  • brick‘ ….. It’s called a block.

    Curry block, block of chocolate – Not a brick of curry (??), or a brick of chocolate.

    The correct term for each individual piece broken off from a block is a pip, though they’re more commonly referred to as just pieces or some oddly call them squares.

  • The chocolate and honey still seems weird despite the assurances. Any curry experts care to weigh in on that?

    • Honey is added to sweeten the curry, Japanese curries in general have a sweeter flavour profile than other curries but there are exceptions depending on region/personal tastes. Same reason some people grate an apple into their curry. Adding chocolate does the above, but also adds dairy which gives the curry a nice mellow flavour. Adding milk/cheese achieves the same result.

  • Anyone want to explain how kotaku isn’t a site for video games and/or why the writer thought that’s smart to say?
    Was he trying to be funny or..?
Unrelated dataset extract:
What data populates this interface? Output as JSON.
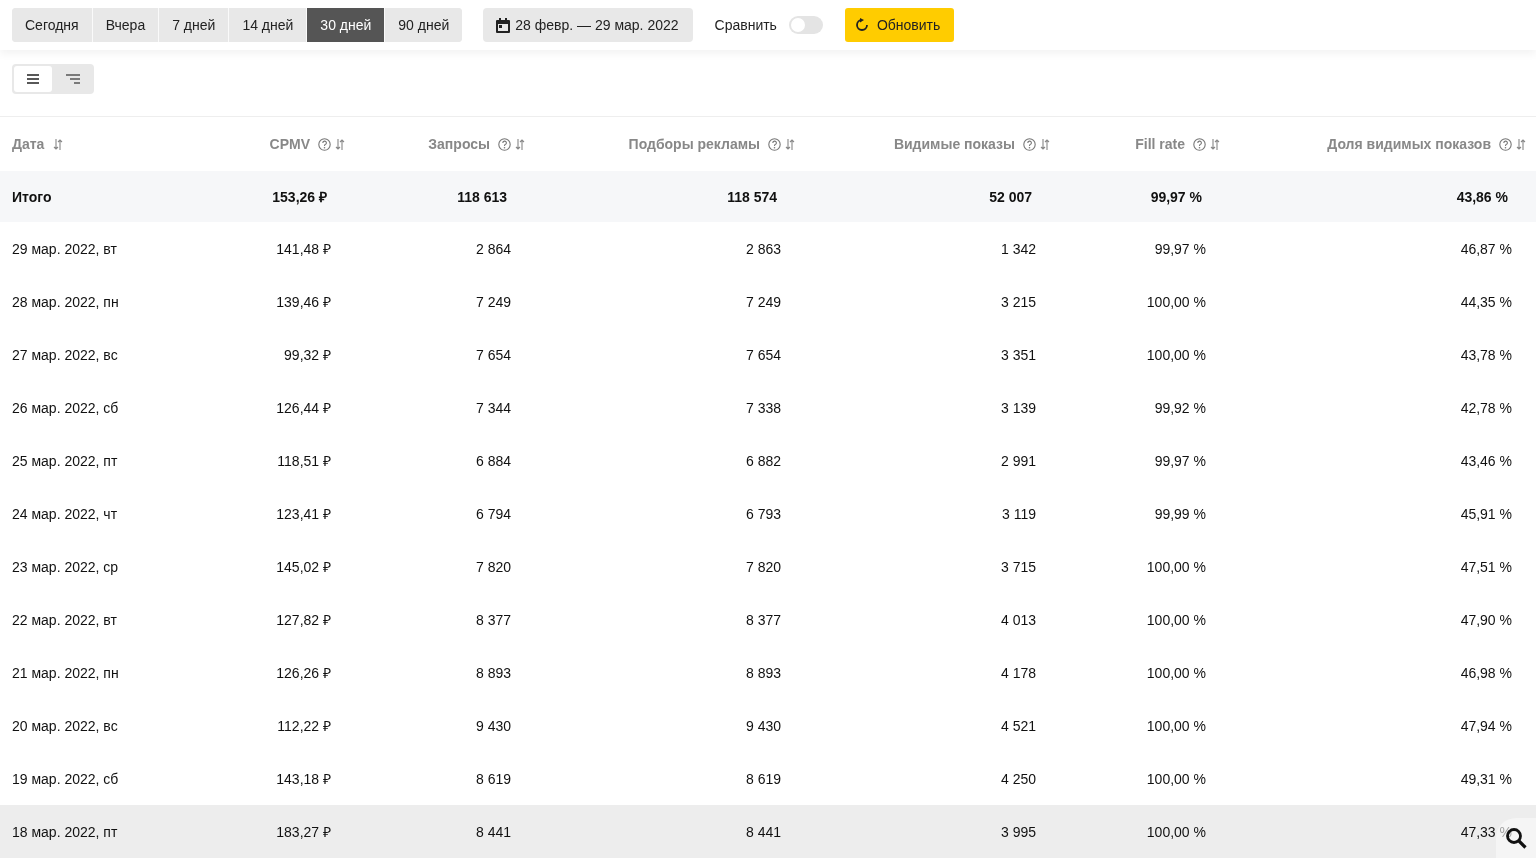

  • Milk chocolate. And you chose Hershey’s? I prefer my curry to not taste like vomit.
    And that is not an exaggeration. Hershey’s bars contain the exact chemical that gives human vomit that certain taste – Butyric acid. It’s also found in the colon and body odour.
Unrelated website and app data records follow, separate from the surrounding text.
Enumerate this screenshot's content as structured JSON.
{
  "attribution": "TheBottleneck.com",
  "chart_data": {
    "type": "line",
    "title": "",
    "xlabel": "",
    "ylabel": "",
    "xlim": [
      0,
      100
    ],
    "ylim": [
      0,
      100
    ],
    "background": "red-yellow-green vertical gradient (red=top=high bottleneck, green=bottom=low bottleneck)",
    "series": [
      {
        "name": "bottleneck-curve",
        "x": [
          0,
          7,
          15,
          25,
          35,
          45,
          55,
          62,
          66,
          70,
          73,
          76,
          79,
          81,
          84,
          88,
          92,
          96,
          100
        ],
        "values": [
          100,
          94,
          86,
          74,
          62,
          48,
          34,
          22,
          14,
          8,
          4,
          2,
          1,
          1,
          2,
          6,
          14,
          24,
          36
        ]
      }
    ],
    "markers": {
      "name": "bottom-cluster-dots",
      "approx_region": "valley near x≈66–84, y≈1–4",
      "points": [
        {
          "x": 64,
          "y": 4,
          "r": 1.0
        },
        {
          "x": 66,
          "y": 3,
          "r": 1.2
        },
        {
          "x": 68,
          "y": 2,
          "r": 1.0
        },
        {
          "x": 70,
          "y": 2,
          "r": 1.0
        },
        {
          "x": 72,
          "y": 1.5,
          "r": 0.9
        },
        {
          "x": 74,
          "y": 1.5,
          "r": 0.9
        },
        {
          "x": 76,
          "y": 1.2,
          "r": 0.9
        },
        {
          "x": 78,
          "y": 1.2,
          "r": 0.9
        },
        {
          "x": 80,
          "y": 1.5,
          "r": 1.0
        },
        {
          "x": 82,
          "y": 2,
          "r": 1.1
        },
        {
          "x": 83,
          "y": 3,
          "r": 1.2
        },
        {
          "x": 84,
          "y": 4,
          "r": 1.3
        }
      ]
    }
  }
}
    Since so many people in the US take Hershey’s as the standard for chocolate, a lot of other smaller chocolate companies also add the vomit chemical to their chocolate to make it taste similar. So a lot of chocolate over there is ruined. Thus was borne the saying in our family (part American, part Australian) “If you are an American you like Hershey’s until you taste Cadbury’s”.

  • This seems to kater heavily to Americans. For those reading on the Australian Kotaku, I disagree with most of this as this will make the curry sickly sweet. For me, I add a bit more curry powder and a touch of cumin and cardomom as the blocks can be a bit light on, the cheese and meat are all right, large diced vegetables IS the way to do it. Chocolate is madness, as japanese curry is already quite sweet (although cocoa powder is my secret ingrediant in chilli con carne). Seriously, this method suggested is why america was where I had the worst meals of my life. Heck, even england seems to make better food. (Don’t get me wrong, america has some amazing food, but it is in the BBQ, burger spectrum. Everything else is just wrong)

Log in to comment on this story!